Leonardo and Josey. "I thought he was a lowlife, and I wanted more than that."
Passion by the gigabyte.
BOB | Age: 35
Q How did you meet your Internet date?
A I met her when she responded to the ad that I placed on [email protected] She’s the only girl who responded to me. She responded to me because under the religion section in my profile I put something like “pagan Buddhist.” And she’s into sort of witchcraft…Wiccan. She wrote back to me and said, “Gee, you look really cool.”
Q Did she send you a photograph?
A Oh no, she did not send a photograph. And under the category where it says “body type” she put “normal.” The choices are normal, a little chubby, or gargantuan. She posted herself as normal.
By Doug DuBrul, Nov. 1, 2001 | Read full article
York Sr. and Peggy, 1998. A marriage that lasts more than 30 years and sends into the world a number of children cannot be said to be a failure.
York Mitchell is my father. The word carries Victorian associations of formality and patriarchy; "Father" is an ancient oak tree offering shelter against an uncertain world. For me, "mother" is a word with more active associations. It is the wind passing among the oak's deciduous leaves, a river of green air that combs life through that tree's stolid presence. A father is only a little less special than mom. (Our first word, after all, is usually a cry meant for her.) Peggy.Mitchell is my mother. My brothers and I have always called her "Murr," a child's slurring of "mother" that is pronounced like "purr."
By Jangchup Phelgyal, Feb. 15, 2001 | Read full article
Shortly after BB suggests that we restage his birth, I put the idea to my family.
Drugs and the extraordinary child.
I’m in the middle of an internal debate over whether or not to greet one of the mothers I recognize from BB’s school when BB runs over to me from the Wolfgang Puck display and says, “Mom, I want to pretend I’m being born again.”
“I want to pretend I’m being born again. You can be the mom. Maya can be the baby. The baby me.”
I look at him carefully. His round brown eyes are fixed on mine and he’s waiting for an answer.
By Debra Ginsberg, July 26, 2001 | Read full article
Garrett Collins: "If I were a woman, I don’t know if I would be heterosexual. I don’t know if I would want to hang around with men because most men are jerks.”
Photo by Sandy Huffaker, Jr.
“Don’t be such a girl.” I hear the boys taunt each other at the playground near my house. “Don’t be such a girl.” Nothing could be worse. Most men agree. Sitting on the couch with the remote in one hand and a bag of chips in the other, my husband stares at some effeminate reporter. “Give me a break,” my husband sneers. “He’s such a girl.”
Ask any man you know if he’d like to be a woman, you get an automatic “No.” Too messy. Too emotional. Too hard. Most men can’t imagine going through their lives as anything but male.
By Leslie Ryland, May 16, 2002 | Read full article
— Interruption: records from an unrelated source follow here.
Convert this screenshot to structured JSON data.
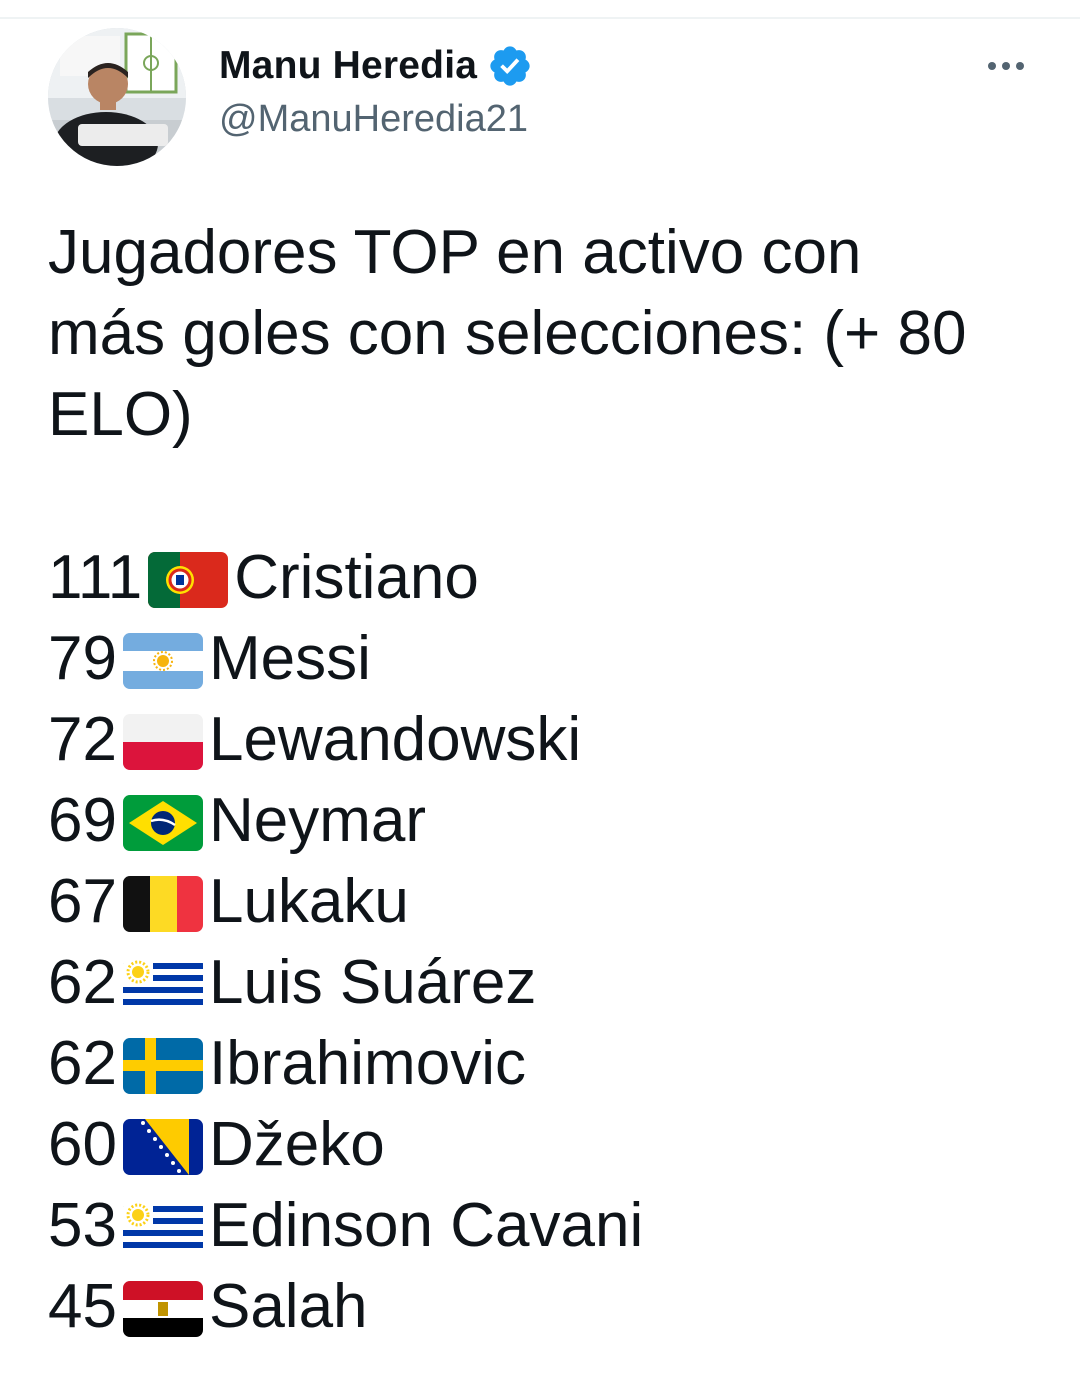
{
  "tweet": {
    "author": {
      "display_name": "Manu Heredia",
      "handle": "@ManuHeredia21",
      "verified": true,
      "avatar_icon": "avatar-photo"
    },
    "more_icon": "more-horizontal-icon",
    "text_lines": [
      "Jugadores TOP en activo con",
      "más goles con selecciones: (+ 80",
      "ELO)"
    ],
    "rankings": [
      {
        "goals": "111",
        "flag": "portugal-flag-icon",
        "name": "Cristiano"
      },
      {
        "goals": "79",
        "flag": "argentina-flag-icon",
        "name": "Messi"
      },
      {
        "goals": "72",
        "flag": "poland-flag-icon",
        "name": "Lewandowski"
      },
      {
        "goals": "69",
        "flag": "brazil-flag-icon",
        "name": "Neymar"
      },
      {
        "goals": "67",
        "flag": "belgium-flag-icon",
        "name": "Lukaku"
      },
      {
        "goals": "62",
        "flag": "uruguay-flag-icon",
        "name": "Luis Suárez"
      },
      {
        "goals": "62",
        "flag": "sweden-flag-icon",
        "name": "Ibrahimovic"
      },
      {
        "goals": "60",
        "flag": "bosnia-flag-icon",
        "name": "Džeko"
      },
      {
        "goals": "53",
        "flag": "uruguay-flag-icon",
        "name": "Edinson Cavani"
      },
      {
        "goals": "45",
        "flag": "egypt-flag-icon",
        "name": "Salah"
      }
    ]
  },
  "colors": {
    "text": "#0f1419",
    "secondary_text": "#536471",
    "verified_blue": "#1d9bf0"
  }
}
David and Traci Lawson. "We started dating secretly, without letting anyone know, as we weren’t sure if it was acceptable or not."
Lovers on love.
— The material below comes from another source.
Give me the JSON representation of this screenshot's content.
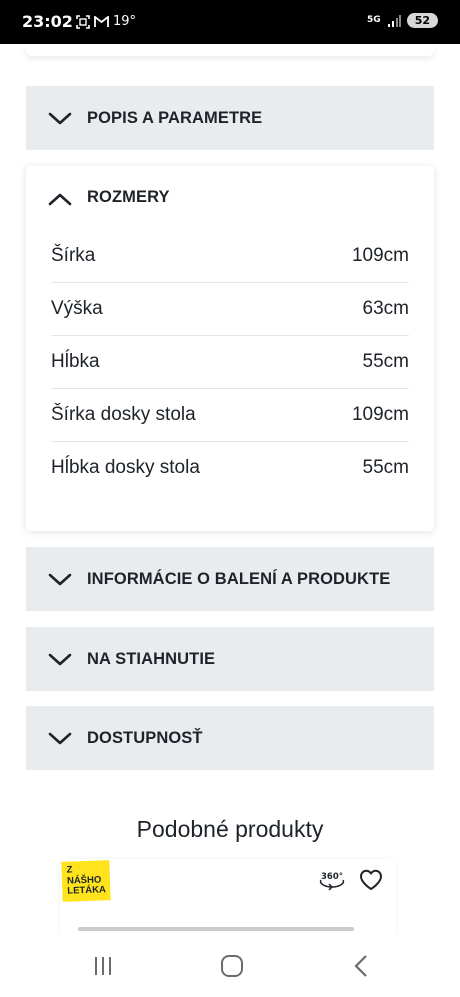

Cameron and Elena Renfro have been married for three years. They live in Chula Vista near where they both work, at EastLake Christian Fellowship. Cameron, 24, is a technical director, and Elena, 21, is an executive assistant.
“I was visiting a friend in Florida,” says Cameron. “It was supposed to be for ten days but ended up being for ten months. I met her the second day I was there. We started out as friends and became best friends over time, and it progressed to where we just knew we were supposed to get married.
By Robert Kumpel, Feb. 13, 2003 | Read full article
"I'm young. I don't even know what love is."
They Think They’re in Love
A brief survey of today’s teen romance.
Abbie and Diana are 17-year-olds who say they are seniors at University of San Diego High School. (I later learn that this school closed several years ago.) The two are walking around Mission Valley Mall for an afternoon of shopping.
They both hold multiple brand-name shopping bags in one hand and closed cell phones in the other.
“A kiss is not that big of a deal,” Abbie says, between chews of gum.
“It’s like a hug, nowadays,” Diana agrees.
Abbie adds that she was 11 years old when she started kissing boys for real. Fifth grade.
By Geoff Bouvier, Sept. 3, 2008 | Read full article